HI.  Let me introduce my family.  My oldest son is 12.  I will call him Diamond for now.  He doesn't want me to use his name, so we'll go with his video game handle.  It's an appropriate nick-name, since video games are his passion at this stage in his life.  He is my "boy who lived".  It's a special name I call him in tender moments.  You see, both my children are absolute miracles.  I lost 3 babies along the way, and Diamond was born with an apgar of 1.  He was in NICU for 5 agonizing days.  And now he gets practically straight A's, is athletic, and funny, does all the dishes for me (I'm partially handicapped, but that's for another post).  And they said he'd probably have permanent effects from the lack of oxygen during his delivery.  (Without gory details, it was not Caesarean birth, but I was catheterized and in a wheel chair for 3 days after...)(Ok, that was gory...but this is my blog and I suppose that will happen from time to time: the raw truth, as opposed to the "talking about it in public" version that my engineer husband prefers that I use for all topics.  He's shy.  I'm Swedish.
My youngest we'll call YellowBoy.  His favorite color is yellow.  And I'm not talking a favorite color as in a preference.  But yellow as a life obsession.  It's easy to spot his laundry: it's 85% yellow.  His room is Wendy's cup yellow.  If I'm pouring drinks, he needs the yellow cup.  He bought yellow duct tape and makes yellow weapons out of cardboard and said tape.  He thinks all the yellow flowers in my flower bed are "his".  He's 9.  He's creative, and loves acting, and has the sweetest, most tender heart of anyone I've met.  He makes friends easily, but gets hurt easily.  He's eager to please, and does his best to keep up with Diamond.  He does the laundry.  Did I mention he's NINE?
Hubby.  What to nickname him?  Sometimes it's SpongeBob GrumpyPants.  Sometimes it's Most Lovey Man on the Planet.  Let's call him The Engineer for now.  He's an electical engineer for the company that hired him fresh out college.  He's also got his own company that tinkers with cutting edge technology in lighting.  (Hasn't sold anything in a while...but loves to invent and build things.)  He's into gardening, alternate energy, cooking, being  a pack rat, and he's building an electic car in my garage.

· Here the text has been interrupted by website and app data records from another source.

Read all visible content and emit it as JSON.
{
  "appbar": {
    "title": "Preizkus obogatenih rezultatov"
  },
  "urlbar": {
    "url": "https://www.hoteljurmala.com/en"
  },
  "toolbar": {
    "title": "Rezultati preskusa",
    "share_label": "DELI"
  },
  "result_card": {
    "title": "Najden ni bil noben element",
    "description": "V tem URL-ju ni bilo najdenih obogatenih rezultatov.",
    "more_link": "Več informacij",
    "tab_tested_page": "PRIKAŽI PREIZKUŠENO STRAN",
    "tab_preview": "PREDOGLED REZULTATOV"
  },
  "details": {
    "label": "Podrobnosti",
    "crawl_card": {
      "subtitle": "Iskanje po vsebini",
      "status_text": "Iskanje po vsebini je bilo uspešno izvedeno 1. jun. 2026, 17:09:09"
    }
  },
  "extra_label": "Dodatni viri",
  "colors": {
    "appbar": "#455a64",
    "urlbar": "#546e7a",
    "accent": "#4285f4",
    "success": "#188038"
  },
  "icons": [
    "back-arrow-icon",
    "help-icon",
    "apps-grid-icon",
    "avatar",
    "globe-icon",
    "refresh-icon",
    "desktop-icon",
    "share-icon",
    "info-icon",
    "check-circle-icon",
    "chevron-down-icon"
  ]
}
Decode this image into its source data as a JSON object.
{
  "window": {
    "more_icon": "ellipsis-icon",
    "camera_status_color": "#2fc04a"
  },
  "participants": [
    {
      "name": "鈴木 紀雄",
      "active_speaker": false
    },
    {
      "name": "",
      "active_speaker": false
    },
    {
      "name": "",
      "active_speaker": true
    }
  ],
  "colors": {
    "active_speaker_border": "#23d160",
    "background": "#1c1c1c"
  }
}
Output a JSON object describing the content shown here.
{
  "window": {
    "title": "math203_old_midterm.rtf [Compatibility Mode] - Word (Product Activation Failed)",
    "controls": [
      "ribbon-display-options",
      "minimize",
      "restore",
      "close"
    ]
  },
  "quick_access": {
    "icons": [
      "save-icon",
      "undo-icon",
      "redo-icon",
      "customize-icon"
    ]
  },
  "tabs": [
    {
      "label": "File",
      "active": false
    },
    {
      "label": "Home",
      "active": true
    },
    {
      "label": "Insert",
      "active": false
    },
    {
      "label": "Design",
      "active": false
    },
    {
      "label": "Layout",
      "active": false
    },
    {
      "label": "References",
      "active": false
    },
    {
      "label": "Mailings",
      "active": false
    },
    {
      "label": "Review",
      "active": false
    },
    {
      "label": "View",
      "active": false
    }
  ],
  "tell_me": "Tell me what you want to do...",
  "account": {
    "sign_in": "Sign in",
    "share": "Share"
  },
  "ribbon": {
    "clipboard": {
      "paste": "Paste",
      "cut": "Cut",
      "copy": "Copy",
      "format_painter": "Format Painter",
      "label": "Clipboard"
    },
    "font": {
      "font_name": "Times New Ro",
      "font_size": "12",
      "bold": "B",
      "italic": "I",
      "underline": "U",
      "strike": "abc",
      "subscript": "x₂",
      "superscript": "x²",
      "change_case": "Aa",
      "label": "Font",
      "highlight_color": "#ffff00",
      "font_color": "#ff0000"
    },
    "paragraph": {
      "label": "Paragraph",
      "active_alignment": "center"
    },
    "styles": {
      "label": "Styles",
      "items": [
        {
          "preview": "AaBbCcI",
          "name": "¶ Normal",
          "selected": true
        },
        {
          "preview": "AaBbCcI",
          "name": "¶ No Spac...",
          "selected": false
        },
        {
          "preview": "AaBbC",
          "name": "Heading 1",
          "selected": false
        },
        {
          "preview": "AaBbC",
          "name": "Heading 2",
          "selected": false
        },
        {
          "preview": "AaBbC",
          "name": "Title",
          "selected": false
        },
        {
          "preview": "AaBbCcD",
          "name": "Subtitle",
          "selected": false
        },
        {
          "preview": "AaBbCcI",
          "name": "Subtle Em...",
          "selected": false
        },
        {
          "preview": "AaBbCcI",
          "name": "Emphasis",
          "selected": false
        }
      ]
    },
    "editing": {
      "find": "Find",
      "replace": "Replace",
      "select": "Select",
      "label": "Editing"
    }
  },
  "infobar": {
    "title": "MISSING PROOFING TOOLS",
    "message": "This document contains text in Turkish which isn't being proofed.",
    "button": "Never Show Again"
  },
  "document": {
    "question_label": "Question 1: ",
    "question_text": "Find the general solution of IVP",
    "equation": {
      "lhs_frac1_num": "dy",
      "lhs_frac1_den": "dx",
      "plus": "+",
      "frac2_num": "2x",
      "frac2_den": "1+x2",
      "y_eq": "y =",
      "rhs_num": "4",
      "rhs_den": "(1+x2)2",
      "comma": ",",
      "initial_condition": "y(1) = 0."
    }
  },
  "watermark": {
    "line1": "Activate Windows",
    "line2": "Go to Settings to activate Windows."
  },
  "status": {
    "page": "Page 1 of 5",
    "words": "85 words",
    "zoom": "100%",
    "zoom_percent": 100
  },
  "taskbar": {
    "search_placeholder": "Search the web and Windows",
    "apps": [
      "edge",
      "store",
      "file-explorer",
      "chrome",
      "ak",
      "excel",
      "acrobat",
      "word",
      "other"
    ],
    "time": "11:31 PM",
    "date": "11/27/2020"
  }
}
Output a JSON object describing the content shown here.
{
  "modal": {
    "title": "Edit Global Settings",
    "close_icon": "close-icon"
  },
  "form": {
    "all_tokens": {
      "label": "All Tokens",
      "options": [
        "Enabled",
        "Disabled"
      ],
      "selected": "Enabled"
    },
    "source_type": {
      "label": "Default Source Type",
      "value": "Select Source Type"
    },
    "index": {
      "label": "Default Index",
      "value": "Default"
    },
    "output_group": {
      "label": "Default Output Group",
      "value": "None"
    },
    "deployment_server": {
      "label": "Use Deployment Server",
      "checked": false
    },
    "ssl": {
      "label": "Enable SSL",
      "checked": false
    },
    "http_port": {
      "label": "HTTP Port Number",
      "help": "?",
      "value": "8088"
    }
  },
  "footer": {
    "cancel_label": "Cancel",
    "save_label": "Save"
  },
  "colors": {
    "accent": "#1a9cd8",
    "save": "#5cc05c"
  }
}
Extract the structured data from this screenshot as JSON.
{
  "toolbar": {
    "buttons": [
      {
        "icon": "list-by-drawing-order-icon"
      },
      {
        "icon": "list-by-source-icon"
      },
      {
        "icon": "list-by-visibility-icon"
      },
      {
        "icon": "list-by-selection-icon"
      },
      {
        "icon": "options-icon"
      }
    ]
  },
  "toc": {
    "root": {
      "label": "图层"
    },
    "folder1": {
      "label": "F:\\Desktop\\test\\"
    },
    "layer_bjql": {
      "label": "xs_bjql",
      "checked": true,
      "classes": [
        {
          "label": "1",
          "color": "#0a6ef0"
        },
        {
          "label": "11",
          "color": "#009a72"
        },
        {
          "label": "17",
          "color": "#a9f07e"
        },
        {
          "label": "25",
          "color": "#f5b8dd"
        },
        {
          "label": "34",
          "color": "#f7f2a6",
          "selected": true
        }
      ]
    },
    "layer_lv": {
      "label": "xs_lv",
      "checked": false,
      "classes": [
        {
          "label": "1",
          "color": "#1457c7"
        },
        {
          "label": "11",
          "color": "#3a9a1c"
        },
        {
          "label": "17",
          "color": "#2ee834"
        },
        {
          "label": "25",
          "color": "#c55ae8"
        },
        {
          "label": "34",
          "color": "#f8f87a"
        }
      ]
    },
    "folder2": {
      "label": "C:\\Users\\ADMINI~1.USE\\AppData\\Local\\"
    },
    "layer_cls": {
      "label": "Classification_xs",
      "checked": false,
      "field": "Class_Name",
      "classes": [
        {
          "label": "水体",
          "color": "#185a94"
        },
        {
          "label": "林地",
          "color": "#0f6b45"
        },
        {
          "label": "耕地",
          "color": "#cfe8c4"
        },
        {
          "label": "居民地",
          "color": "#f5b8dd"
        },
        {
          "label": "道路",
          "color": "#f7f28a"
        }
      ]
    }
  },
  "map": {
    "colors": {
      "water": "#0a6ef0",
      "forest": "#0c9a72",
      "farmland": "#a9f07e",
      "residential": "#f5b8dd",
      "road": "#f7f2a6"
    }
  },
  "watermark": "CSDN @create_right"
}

Ok, I'm just going to take the plunge and post, because if I don't start somewhere, I'll never be able to see how much better I'm getting at this.  Next post I'll tell you about me.